Another tax peculiarity in the sake industry was one that hurt my heart! Yes Siree! It literally hurt because it changed a dynamic that is very near and dear to my old ticker. Do you know how they historically taxed sake? By volume, you are absolutely correct. Is that what hurts? Nope. It’s when they taxed the volume. Huh? Contrary to logic the government taxed sake when it was produced and not when it was sold. Yup, you read that right! So remind me, why does this hurt? Well in short it was risky for sake brewers to make aged sake called “koshu” if they had to pay tax on something that might not turn out saleable or even good. And the result was many sake breweries didn’t age their sakes. Bummer!There have been other notable “tax issues” in the industry and I’ll name a few that may make some sense. Believe it or not, there are many sake breweries that produce sake for other breweries and not for their own brand. Yup! They often sell vats of their sake to bigger brewers who then in turn sell it under their brand name. Is this a lucrative deal? In a sense it used to be because they did not get taxed on these large vats of sake. They were referred to as “no tax sake.” A friend of mine who is a brewer said that his brewery used to do this a lot, but has recently discovered that their own brand sake sells more and makes more!
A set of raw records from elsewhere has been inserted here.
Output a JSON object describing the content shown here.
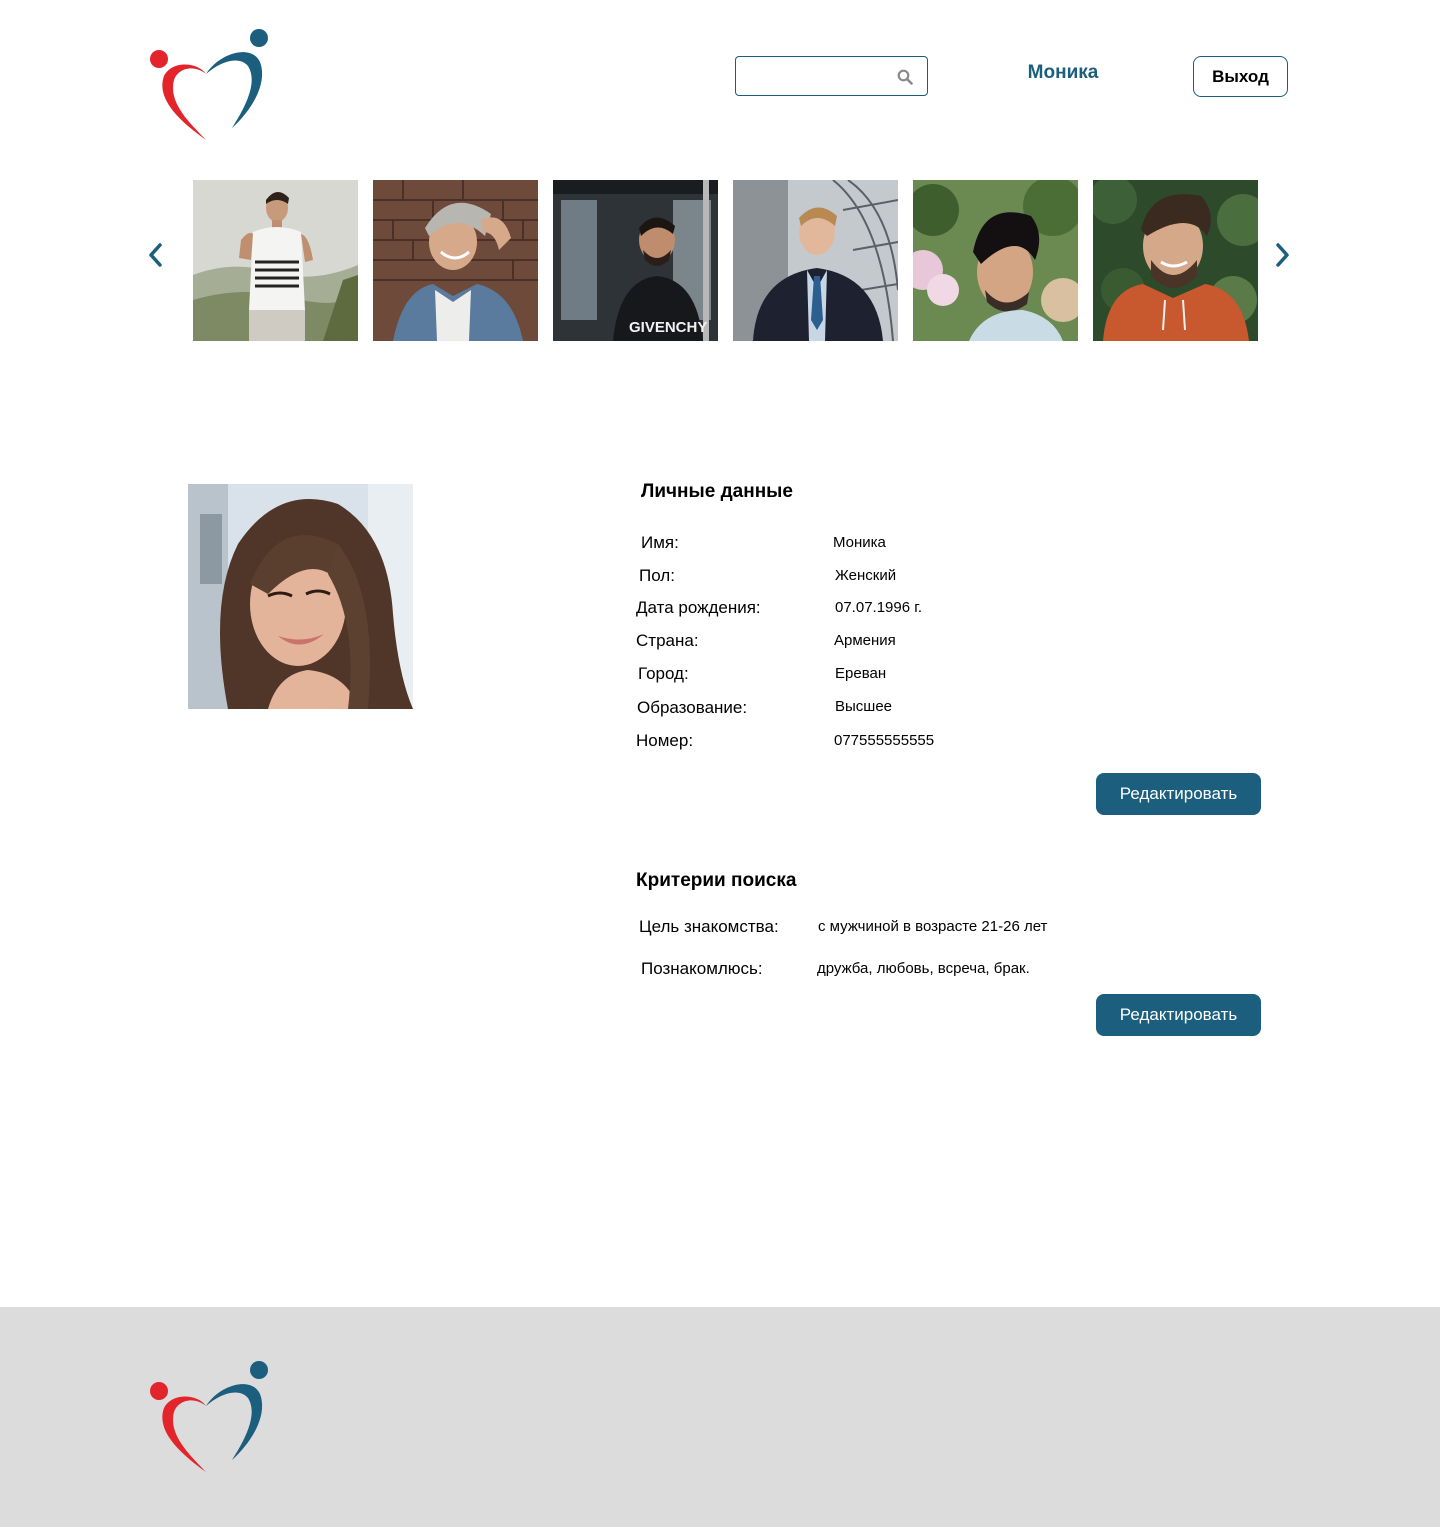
{
  "header": {
    "search": {
      "value": "",
      "placeholder": ""
    },
    "user_name": "Моника",
    "logout_label": "Выход"
  },
  "carousel": {
    "prev_icon": "chevron-left-icon",
    "next_icon": "chevron-right-icon",
    "photos": [
      "man-photo-1",
      "man-photo-2",
      "man-photo-3",
      "man-photo-4",
      "man-photo-5",
      "man-photo-6"
    ],
    "shirt_text": "GIVENCHY"
  },
  "personal": {
    "title": "Личные данные",
    "fields": [
      {
        "label": "Имя:",
        "value": "Моника"
      },
      {
        "label": "Пол:",
        "value": "Женский"
      },
      {
        "label": "Дата рождения:",
        "value": "07.07.1996 г."
      },
      {
        "label": "Страна:",
        "value": "Армения"
      },
      {
        "label": "Город:",
        "value": "Ереван"
      },
      {
        "label": "Образование:",
        "value": "Высшее"
      },
      {
        "label": "Номер:",
        "value": "077555555555"
      }
    ],
    "edit_label": "Редактировать"
  },
  "criteria": {
    "title": "Критерии поиска",
    "fields": [
      {
        "label": "Цель знакомства:",
        "value": "с мужчиной в возрасте 21-26 лет"
      },
      {
        "label": "Познакомлюсь:",
        "value": "дружба, любовь, всреча, брак."
      }
    ],
    "edit_label": "Редактировать"
  },
  "colors": {
    "accent": "#1b5e7d",
    "logo_red": "#e3242b",
    "footer_bg": "#dcdcdc"
  }
}
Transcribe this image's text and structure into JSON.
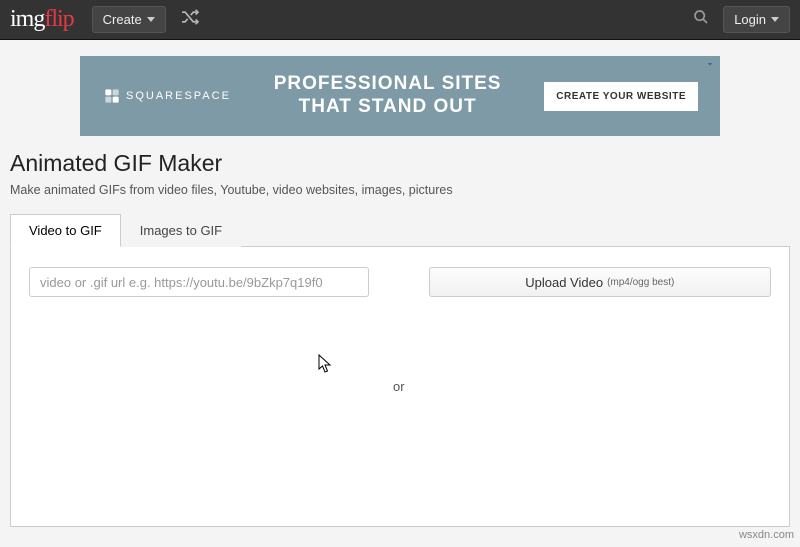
{
  "nav": {
    "logo_left": "img",
    "logo_right": "flip",
    "create_label": "Create",
    "login_label": "Login"
  },
  "ad": {
    "brand": "SQUARESPACE",
    "headline_l1": "PROFESSIONAL SITES",
    "headline_l2": "THAT STAND OUT",
    "cta": "CREATE YOUR WEBSITE"
  },
  "page": {
    "title": "Animated GIF Maker",
    "subtitle": "Make animated GIFs from video files, Youtube, video websites, images, pictures"
  },
  "tabs": {
    "video": "Video to GIF",
    "images": "Images to GIF"
  },
  "form": {
    "url_placeholder": "video or .gif url e.g. https://youtu.be/9bZkp7q19f0",
    "or": "or",
    "upload_label": "Upload Video",
    "upload_hint": "(mp4/ogg best)"
  },
  "watermark": "wsxdn.com"
}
To help you with your own tax issues True Sake will take 15% off any sake in the store on the 15th of April! Just enter "Taxday2015" as the discount code if you are purchasing on-line. - Good on the 15th only!Okay! You want one more interesting sake tax tidbit? You know – real water cooler talking points? The government needed a good way to determine who paid taxes for sake and who did not. You know how they did this? They used their eyes! Come again? Yes, they simply used their eyes. You see, one way to determine if a brewery had in fact paid taxes on their sake was if the sake were clear, as in filtered, as in not nigori or cloudy sake. If the sake was clear that means they paid taxes on that sake. If a sake was not filtered then that means it was illegal or bootleg sake. Seriously, and yes you got it! It means that nigori sake used to be illegal. No way! Way! If the sake was cloudy it was probably made in somebody’s bathtub! Homebrew. Illegal sake! This rule was changed roughly 50 years ago when a brewery called Tsukinokatsura in Fushimi petitioned to make nigori sake legally! They took what looked like a garbage can and punched big holes into it and this was the filter. The sake filtered through the large holes and bingo, filtered sake emerged.